Thanks to Ray and Penny for taking on this burden for us. We need them.
The people at Public Policy Polling released this summary of the election here in NC today, and it has some seriously good news for Democrats. First, and most important: Roy Cooper has a solid lead over McCrory for governor. Not strike-up-the-band stuff yet, but very heartening to see with just 48 days left to go. We badly need to win the governor's race.
More good news is that Deborah Ross, our virtually-unknown candidate for US Senate, is dead-even with our two-term incumbent Senator Richard Burr. He's nobody's idea of a bomb-throwing Tea Partier, but he's a solid Republican and a proven vote-getter and there's no reason he shouldn't be clobbering Deborah Ross. He's not.
Less-good news is that Hillary Clinton isn't beating the Donald. She's not losing to him either, but being tied with such a preposterous candidate this late in the game is not a good thing. Clinton does have one thing going for her, namely that the Green Party candidate Jill Stein did not make the ballot in North Carolina, but the Libertarian candidate Gary Johnson did. The Greens suck away votes from Democrats (thank you, Ralph Nader), the Libertarians from Republicans, and that could make a difference if it's really close.
Game on, people: the end is in sight, and the thing is doable...
This is what they look like, and we have lots of them for you to pass out during the election. Remember, these are the pocket ballots, not replicas of the ballot you will see when you vote, but a sequential list of the candidates we want the voters to support. You will find no Republicans on them, nor any candidates running unopposed. We do have a number of good Democrats who are running unopposed: good for them, but if they vote for themselves they're going to win, and we're always desperate for space on the ballot.
These are the candidates that we need to bring home in November, so spend some time studying the pocket ballot, and compare it to the actual sample ballot that voters will see either by mail or on the screens (it's here) so that you can explain to voters how to use the handy pocket ballots.
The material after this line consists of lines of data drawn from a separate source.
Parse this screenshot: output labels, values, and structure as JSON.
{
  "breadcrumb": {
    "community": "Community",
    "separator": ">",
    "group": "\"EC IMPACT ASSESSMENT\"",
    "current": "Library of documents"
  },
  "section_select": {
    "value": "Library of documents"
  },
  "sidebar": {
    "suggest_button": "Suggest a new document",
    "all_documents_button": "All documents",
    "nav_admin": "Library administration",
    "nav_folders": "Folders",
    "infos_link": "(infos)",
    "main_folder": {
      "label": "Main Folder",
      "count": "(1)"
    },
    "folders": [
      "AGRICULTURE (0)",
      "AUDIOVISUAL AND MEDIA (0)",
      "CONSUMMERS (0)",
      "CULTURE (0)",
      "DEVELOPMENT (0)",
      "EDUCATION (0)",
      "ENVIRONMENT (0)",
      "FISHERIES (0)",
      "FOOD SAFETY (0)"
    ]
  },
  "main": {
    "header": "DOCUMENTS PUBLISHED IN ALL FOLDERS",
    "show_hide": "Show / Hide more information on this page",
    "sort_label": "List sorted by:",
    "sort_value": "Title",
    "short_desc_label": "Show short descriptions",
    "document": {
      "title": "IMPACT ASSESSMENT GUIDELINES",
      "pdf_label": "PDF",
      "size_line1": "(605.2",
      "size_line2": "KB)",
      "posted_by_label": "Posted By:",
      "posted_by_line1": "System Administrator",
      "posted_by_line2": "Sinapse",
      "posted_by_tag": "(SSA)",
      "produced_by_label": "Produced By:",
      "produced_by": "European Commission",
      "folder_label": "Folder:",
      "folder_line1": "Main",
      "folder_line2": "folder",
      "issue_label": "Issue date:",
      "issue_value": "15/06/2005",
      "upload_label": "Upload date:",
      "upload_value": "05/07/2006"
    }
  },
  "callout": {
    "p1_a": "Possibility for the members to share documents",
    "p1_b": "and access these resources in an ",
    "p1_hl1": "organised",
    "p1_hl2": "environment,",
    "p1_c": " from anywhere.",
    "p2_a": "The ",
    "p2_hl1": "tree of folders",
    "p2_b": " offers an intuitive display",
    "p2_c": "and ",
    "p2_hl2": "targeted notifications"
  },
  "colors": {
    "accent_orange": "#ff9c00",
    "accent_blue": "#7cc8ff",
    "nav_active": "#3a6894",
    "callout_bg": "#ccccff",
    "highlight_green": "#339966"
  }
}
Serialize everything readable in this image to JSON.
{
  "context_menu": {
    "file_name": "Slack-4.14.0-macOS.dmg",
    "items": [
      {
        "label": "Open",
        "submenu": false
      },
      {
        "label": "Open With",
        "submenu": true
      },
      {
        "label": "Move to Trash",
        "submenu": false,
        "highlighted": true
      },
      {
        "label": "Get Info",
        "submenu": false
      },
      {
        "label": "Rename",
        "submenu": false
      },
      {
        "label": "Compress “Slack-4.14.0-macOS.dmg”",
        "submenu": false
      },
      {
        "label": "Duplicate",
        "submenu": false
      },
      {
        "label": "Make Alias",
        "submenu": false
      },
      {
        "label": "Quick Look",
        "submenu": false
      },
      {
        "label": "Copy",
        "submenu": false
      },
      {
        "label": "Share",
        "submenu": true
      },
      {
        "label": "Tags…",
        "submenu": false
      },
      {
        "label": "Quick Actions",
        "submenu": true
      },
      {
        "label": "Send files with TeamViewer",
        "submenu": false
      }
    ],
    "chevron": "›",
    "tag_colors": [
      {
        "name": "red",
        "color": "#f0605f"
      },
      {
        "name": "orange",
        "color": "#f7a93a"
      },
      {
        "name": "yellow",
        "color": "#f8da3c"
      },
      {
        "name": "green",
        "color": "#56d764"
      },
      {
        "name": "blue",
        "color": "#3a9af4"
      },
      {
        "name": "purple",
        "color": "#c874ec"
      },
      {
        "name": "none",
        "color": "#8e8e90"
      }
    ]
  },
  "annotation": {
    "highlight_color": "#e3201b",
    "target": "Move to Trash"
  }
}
Voting absentee by mail is underway now, so if you know anyone voting that way, make sure to get them a pocket ballot. They're available now at the HQ.
The Board of Elections started sending out the absentee ballots yesterday (9/9), so voting for the fall election in now officially underway. Our absentee window is the earliest in the nation, we found out yesterday from PBS; what a relief to hear our name on the national news for something that isn't embarrassing.
Our Pocket Ballots are nearing completion, and should be available shortly. Don't vote -- absentee or any other way -- without one!
That's, from the left, Rhonda Lewis, Penny Padgett, and Russell Mierop, all smiles at the thought of taking on the Republicans in the campaign. Come to the convention in April to meet them and get started on the long hard road to November...